Why you should be cross training employees
Cross training by athletes happens when they participate in multiple types of exercise to improve performance in their main sport. While the focus of cross training employees is different when it comes to the workplace, the aim is very similar — to improve performance.
By cross training employees, you can distribute certain key skills across your team. It means team members become more well-rounded and can take on a wider range of tasks. This gives your team greater flexibility and the ability to adapt to changing circumstances.
However, cross training employees brings other key benefits that perhaps aren’t so obvious.
Cross training employees reduces key person dependencies
One of the primary benefits of cross training employees is to reduce risk. Many teams rely on a single person’s knowledge or expertise for certain tasks. This is a sure fire way to set yourself up for a crisis. What happens when this team member gets hit by a metaphorical bus?
If one of your team members has critical skills or information that nobody else does, you have few options except to hope that nothing happens to them. Instead of relying so heavily on one person, why not cross train other people in your team?
Giving other team members the opportunity to work with the key team member will give them a chance to absorb key knowledge and develop their skills. Arranging to spread tasks to other team members some of the time can also help. Appointing a backup to cover the key team member can also reduce the risk of single person dependency.
When you do have a key person risk, take note of how this person receives work requests. Sometimes they become the go to person for other people in your organisation. Not only can this result in significant distractions for this team member, it means the work they are doing may not be monitored properly.
Ensure that people submit these key person tasks through proper request methods, that are monitored. If you are able to monitor these requests, you will be able to spread them out more effectively amongst your team. This will help with cross training employees because you can control distribution of work, funnelling it to team members that need to learn most.
Cross training employees improves skill variety
Skill variety is important in job design to improve job satisfaction. It refers to an employee requiring multiple skills to perform their job effectively. This can reduce boredom and improve motivation by providing variety in the work that an employee does.
However, you need to be careful with adding tasks to an employee’s role. It only really works if the new tasks are relevant to, or provide benefit for the role being performed. If you tell an Accountant that her role also includes managing the company Twitter account, she may see this as a hindrance, rather than something that adds to her key skills or ability to perform the role.
If you told an Accountant that you’d like him to undertake research into accounting methods in other industries and present them to the team, he may see this as a favourable addition to his role.
This perceived skill improvement can be motivational for employees that are keen to develop their careers.
Cross training employees reduces their bargaining power

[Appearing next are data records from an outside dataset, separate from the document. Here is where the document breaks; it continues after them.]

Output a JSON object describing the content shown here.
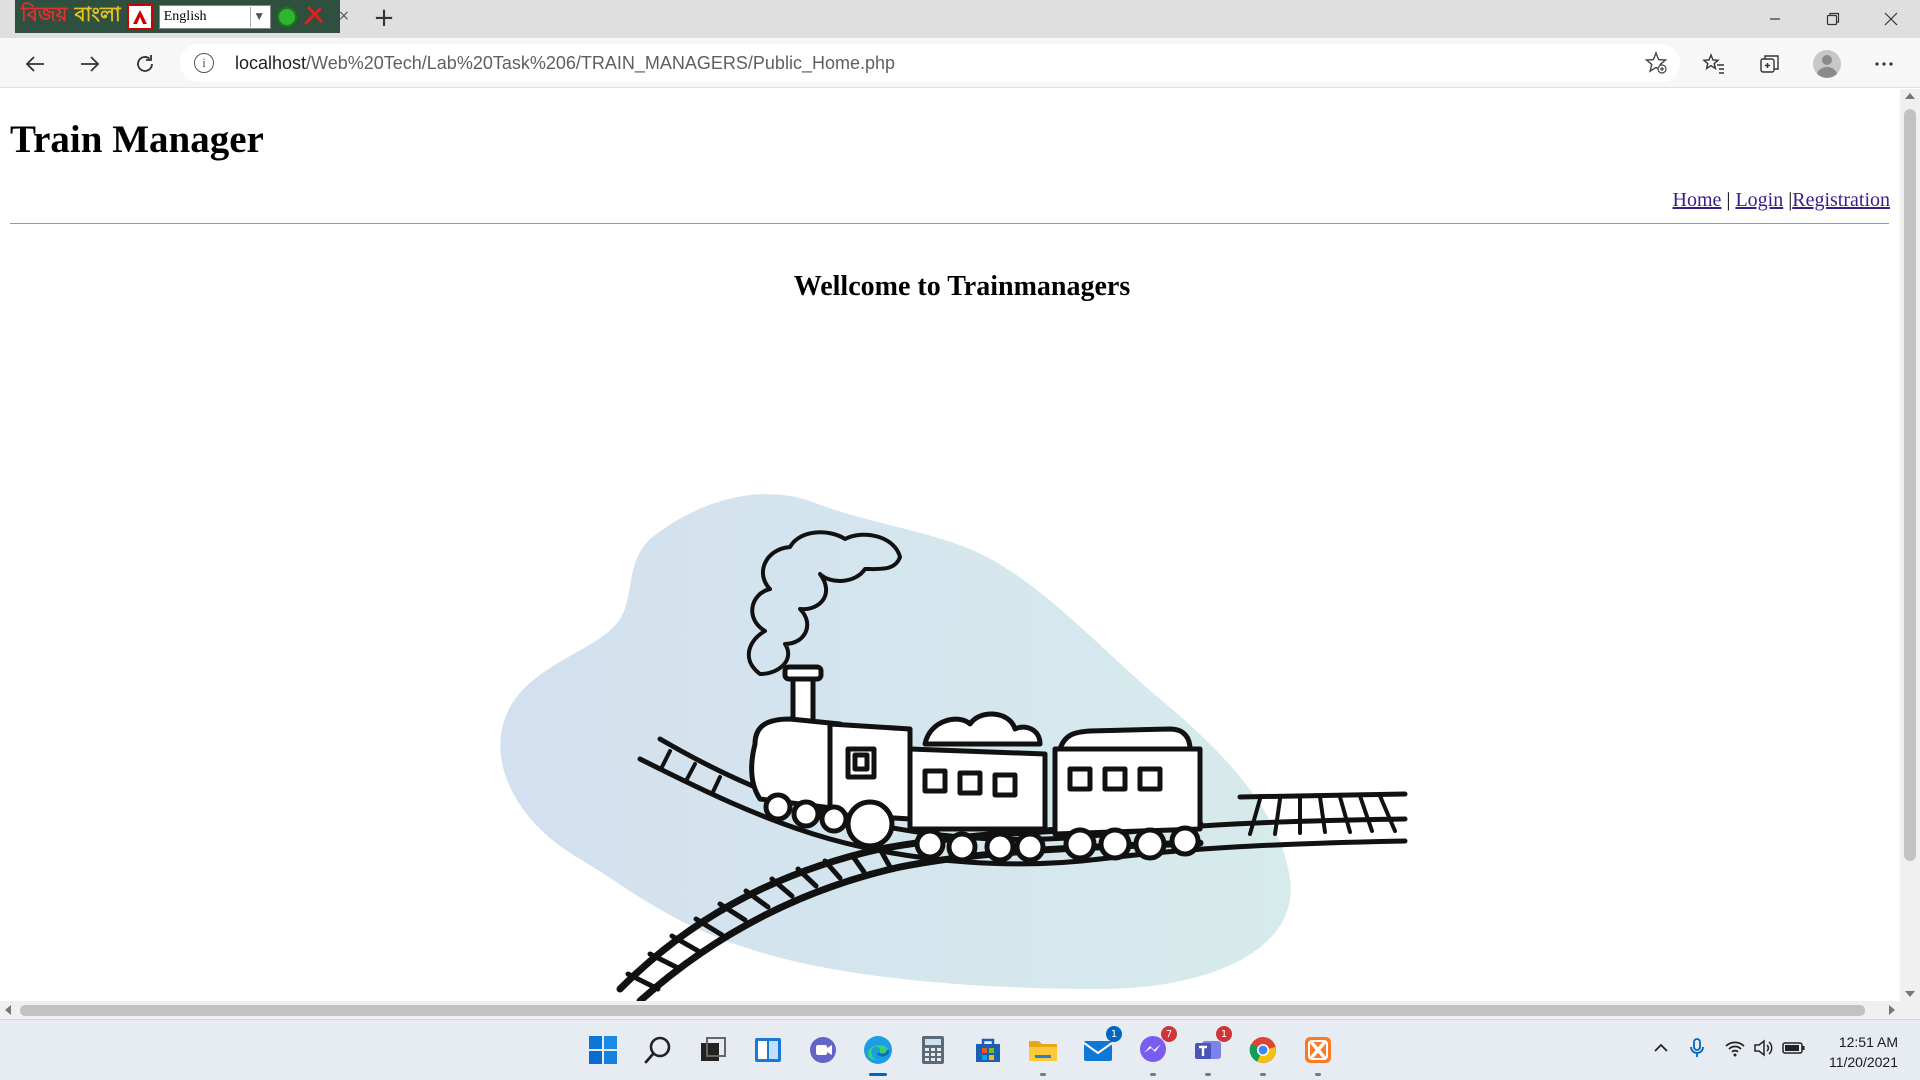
{
  "browser": {
    "extension_bar": {
      "bijoy_logo_part1": "বিজয়",
      "bijoy_logo_part2": " বাংলা",
      "language_selected": "English"
    },
    "tab_close": "×",
    "new_tab": "+",
    "window_controls": {
      "minimize": "—",
      "restore": "❐",
      "close": "✕"
    },
    "address": {
      "info_icon": "i",
      "host": "localhost",
      "path": "/Web%20Tech/Lab%20Task%206/TRAIN_MANAGERS/Public_Home.php"
    }
  },
  "page": {
    "site_title": "Train Manager",
    "nav": {
      "home": "Home",
      "sep1": " | ",
      "login": "Login",
      "sep2": " |",
      "registration": "Registration"
    },
    "welcome_heading": "Wellcome to Trainmanagers",
    "illustration": "train-on-tracks-sketch"
  },
  "taskbar": {
    "apps": [
      {
        "name": "start-icon"
      },
      {
        "name": "search-icon"
      },
      {
        "name": "task-view-icon"
      },
      {
        "name": "widgets-icon"
      },
      {
        "name": "teams-chat-icon"
      },
      {
        "name": "edge-icon",
        "active": true
      },
      {
        "name": "calculator-icon"
      },
      {
        "name": "store-icon"
      },
      {
        "name": "file-explorer-icon"
      },
      {
        "name": "mail-icon",
        "badge": "1"
      },
      {
        "name": "messenger-icon",
        "badge": "7"
      },
      {
        "name": "teams-icon",
        "badge": "1"
      },
      {
        "name": "chrome-icon"
      },
      {
        "name": "xampp-icon"
      }
    ],
    "badges": {
      "mail": "1",
      "messenger": "7",
      "teams": "1"
    },
    "clock": {
      "time": "12:51 AM",
      "date": "11/20/2021"
    }
  },
  "colors": {
    "link": "#3b1c8c",
    "blob": "#d6e6ef",
    "taskbar": "#e6ecf1",
    "edge_accent": "#0067c0"
  }
}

This seems an unusual point for a Thoughtful Leader article. Isn’t Thoughtful Leader all about treating your team members well and empowering them? Well yes…and no.
This point relates to the key person dependency addressed earlier. The last thing you want is a situation where one team member holds you to ransom for high salaries or other perks because of key skills that nobody else possesses. This results in these critical employees being overpaid for their roles, disadvantaging other team members.

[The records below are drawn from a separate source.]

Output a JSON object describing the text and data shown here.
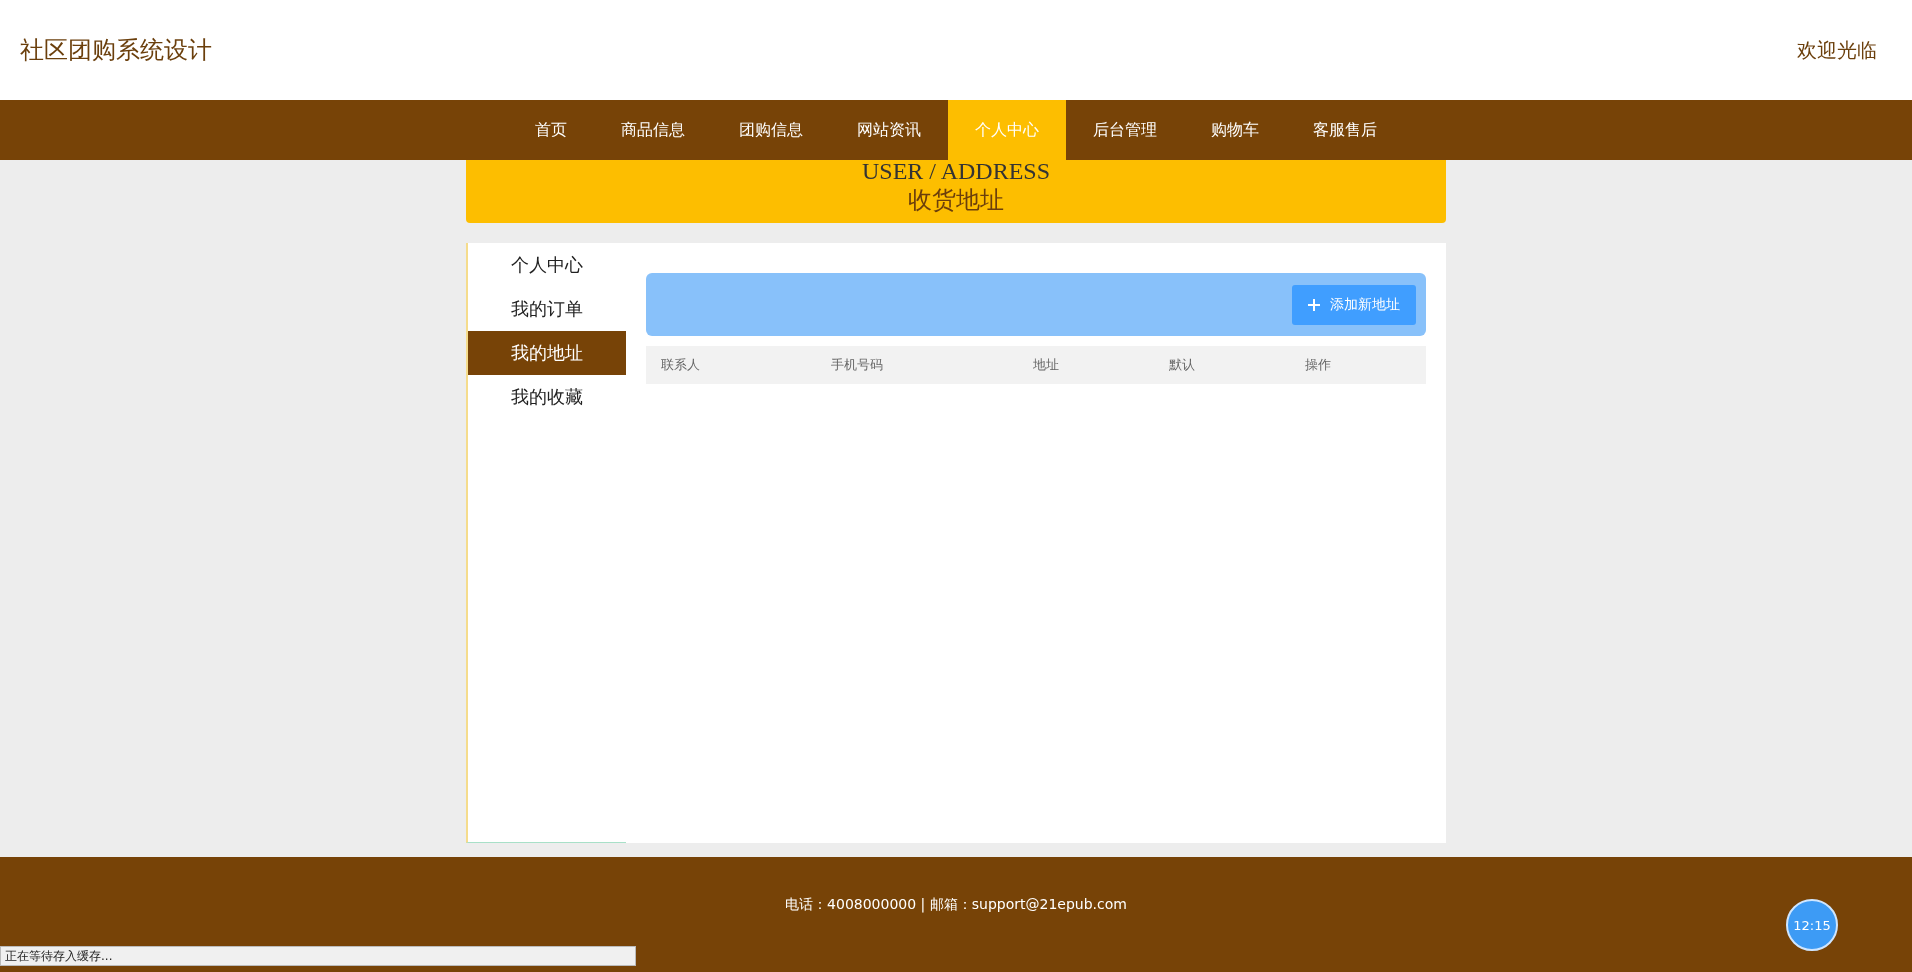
{
  "site_title": "社区团购系统设计",
  "welcome": "欢迎光临",
  "nav": [
    {
      "label": "首页",
      "selected": false
    },
    {
      "label": "商品信息",
      "selected": false
    },
    {
      "label": "团购信息",
      "selected": false
    },
    {
      "label": "网站资讯",
      "selected": false
    },
    {
      "label": "个人中心",
      "selected": true
    },
    {
      "label": "后台管理",
      "selected": false
    },
    {
      "label": "购物车",
      "selected": false
    },
    {
      "label": "客服售后",
      "selected": false
    }
  ],
  "banner": {
    "title": "USER / ADDRESS",
    "subtitle": "收货地址"
  },
  "sidebar": [
    {
      "label": "个人中心",
      "selected": false
    },
    {
      "label": "我的订单",
      "selected": false
    },
    {
      "label": "我的地址",
      "selected": true
    },
    {
      "label": "我的收藏",
      "selected": false
    }
  ],
  "toolbar": {
    "add_button": "添加新地址"
  },
  "table": {
    "columns": [
      "联系人",
      "手机号码",
      "地址",
      "默认",
      "操作"
    ]
  },
  "footer": "电话：4008000000 | 邮箱：support@21epub.com",
  "clock": "12:15",
  "status_bar": "正在等待存入缓存..."
}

Once a team member has too much bargaining power because of their special status, they may never want to leave. If this favoured employee eventually becomes a problem, they aren’t going to leave easily and you may be stuck with them in your team for the long term.
Cross training employees helps with this issue, because it reduces the chance of key people being able to hold you over a barrel with regard to aspects of their employment. It is never a good idea to be reliant on one employee so much that you can’t afford to have them leave.
The drawbacks of cross training employees
We’ve seen some of the advantages of cross training employees. Unfortunately, there are also some issues with doing this. They aren’t insurmountable, but you should remain aware of them.
- Your team members may become distracted more easily. The more skills your team members have, the greater chance of distraction. They may become interested in performing work that shouldn’t be their key focus. You need to make sure they are focusing on the important tasks.
- Cross training employees can reduce efficiency temporarily. When cross training team members, they will take longer to perform the new work as they develop their skills. This problem will disappear once they become familiar with the new tasks. However, sometimes there is a tendency to take the easy way out and give the work to the most skilled team member. This is the person you are trying *not* to be dependent on! You need to persist with the cross training effort and ensure that you reduce these key person dependencies.
- Cross training employees can threaten your staff. Kylie has been administering the Sales system for years. She knows all about how to configure key aspects of the system. Now all of a sudden, you want her to teach somebody else how to do it. Suddenly, Kylie wonders what she’s done wrong. Are you going to get rid of her? Bear in mind that cross training may cause your employees to become fearful of being less valuable to the team. You need to address this by explaining your reasons for cross training and trying not to make it seem like your team member has been demoted or put at risk.
There is no excuse for failing to cross train your team members. It does require some forward-thinking, but you need to be aware of single person dependencies as well as ensuring that your team remains motivated.
The last thing you want is for a crisis to hit because Kylie called in sick. Spread the key skills and experience amongst your team so that this doesn’t happen to you, or your team. Why wait for a disaster when you might be able to prevent it instead?
Originally published at www.thoughtfulleader.com on May 15, 2017.